The zero-temperature formalism of many-body perturbation theory breaks down for metals (systems with zero energy band-gap) as pointed out by Kohn and Luttinger. This conundrum is lifted by considering diagrammatic perturbation theory at finite temperature $T>0$ , which may be understood by an analytical continuation of the real-time $t$ to the imaginary time axis $-i\tau$ . Matsubara has shown that this Wick-rotation in time $t\to -i\tau$ reveals an intriguing connection to the inverse temperature $\beta =1/T$ of the system. More precisely, Matsubara has shown that all terms in perturbation theory at finite temperature can be expressed as integrals of imaginary time quantities (such as the polarizability $\chi (-i\tau )$ ) over the fundamental interval $-\beta \leq \tau \leq \beta$ .
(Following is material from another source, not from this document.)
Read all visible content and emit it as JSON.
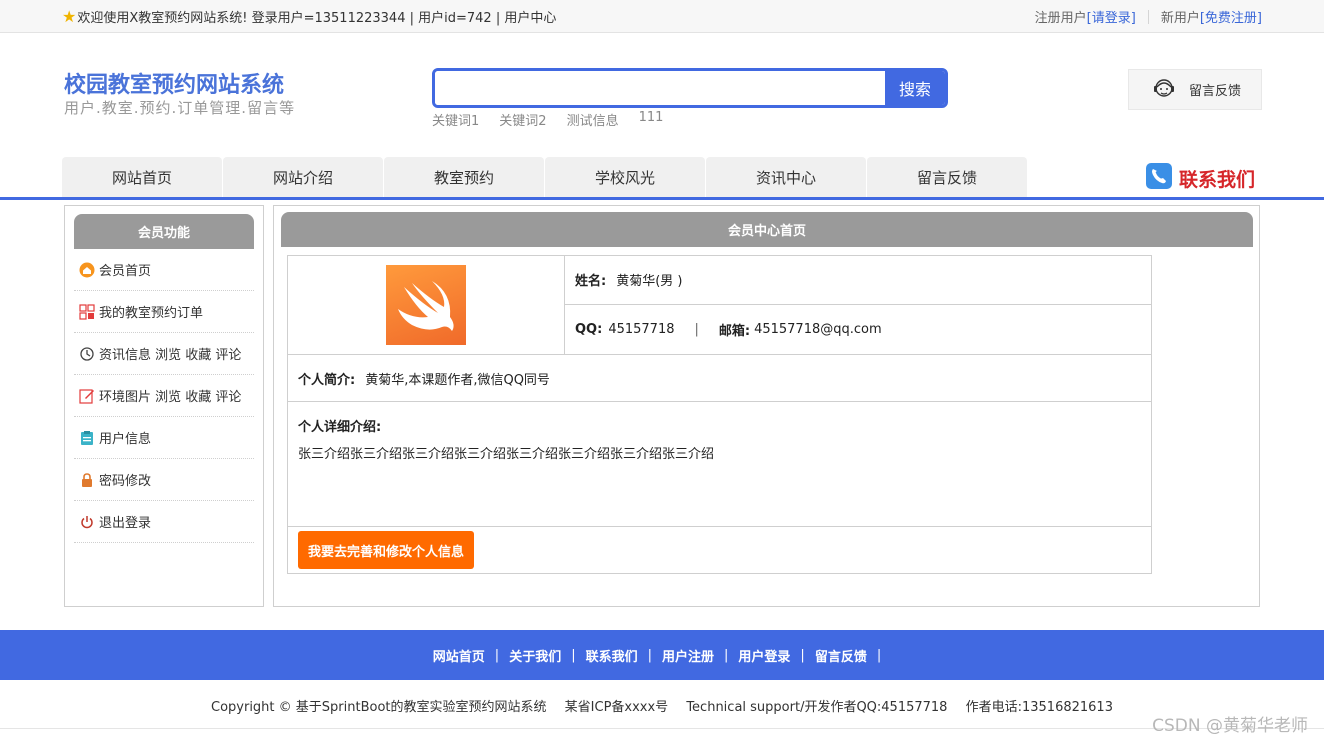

As a consequence, one decomposes imaginary time quantities into a Fourier series with period $\beta$ that determines the spacing of the Fouier modes. For instance the imaginary polarizability can be written as
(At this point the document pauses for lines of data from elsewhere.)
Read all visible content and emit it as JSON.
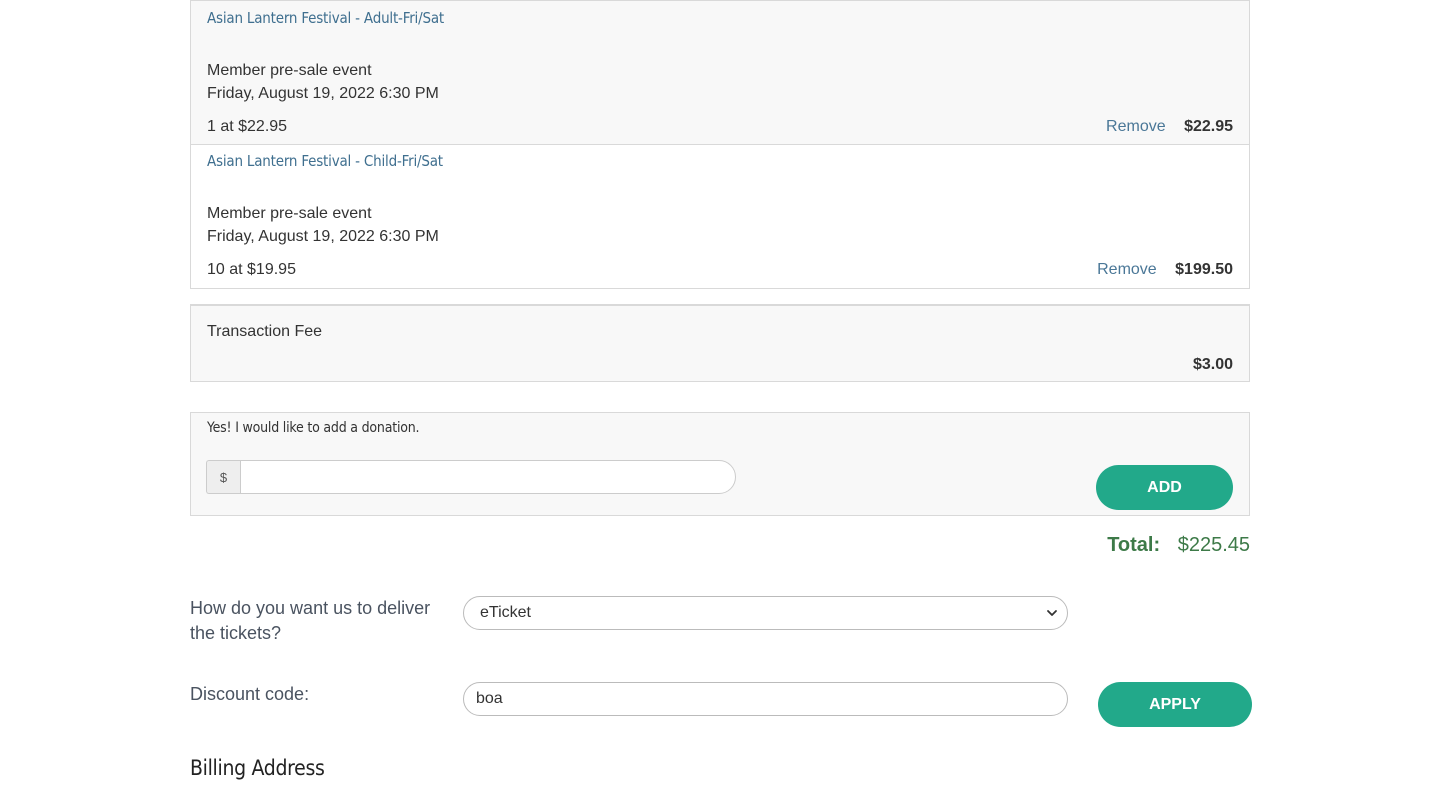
{
  "cart": {
    "items": [
      {
        "title": "Asian Lantern Festival - Adult-Fri/Sat",
        "event_type": "Member pre-sale event",
        "datetime": "Friday, August 19, 2022 6:30 PM",
        "quantity_text": "1 at $22.95",
        "remove_label": "Remove",
        "price": "$22.95"
      },
      {
        "title": "Asian Lantern Festival - Child-Fri/Sat",
        "event_type": "Member pre-sale event",
        "datetime": "Friday, August 19, 2022 6:30 PM",
        "quantity_text": "10 at $19.95",
        "remove_label": "Remove",
        "price": "$199.50"
      }
    ],
    "fee": {
      "label": "Transaction Fee",
      "amount": "$3.00"
    }
  },
  "donation": {
    "title": "Yes! I would like to add a donation.",
    "currency_symbol": "$",
    "value": "",
    "add_label": "ADD"
  },
  "total": {
    "label": "Total:",
    "amount": "$225.45"
  },
  "delivery": {
    "label": "How do you want us to deliver the tickets?",
    "selected": "eTicket"
  },
  "discount": {
    "label": "Discount code:",
    "value": "boa",
    "apply_label": "APPLY"
  },
  "billing": {
    "title": "Billing Address"
  },
  "colors": {
    "accent_green": "#22a98a",
    "total_green": "#3d7a48",
    "link_blue": "#4a7797"
  }
}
$\chi (-i\tau )={\frac {1}{\beta }}\sum _{m=-\infty }^{\infty }{\tilde {\chi }}(i\nu _{m})e^{-i\nu _{m}\tau },\quad \nu _{m}={\frac {2m}{\beta }}\pi$ and the corresponding random phase approximation of the correlation energy at finite temperature becomes a series over (in this case bosonic) Matsubara frequencies

$\Omega _{c}^{\rm {RPA}}={\frac {1}{2}}{\frac {1}{\beta }}\sum _{m=-\infty }^{\infty }{\rm {Tr}}\left\lbrace \ln \left[1-{\tilde {\chi }}(i\nu _{m})V\right]-{\tilde {\chi }}(i\nu _{m})V\right\rbrace ,\quad \nu _{m}={\frac {2m}{\beta }}\pi$ The Matsubara formalism has the advantage that all contributions to the Green's function and the polarizability are mathematically well-defined, including contributions from states close to the chemical potential $\epsilon _{n{\bf {k}}}\approx \mu$ , such that Matsubara series converge also for metallic systems.

Although formally convenient, Matsubara series converge poorly with the number of considered terms in practice. The VASP code, therefore, uses a compressed representation of the Fourier modes by employing the Minimax Isometry method. This approach converges exponentially with the number of considered frequency points.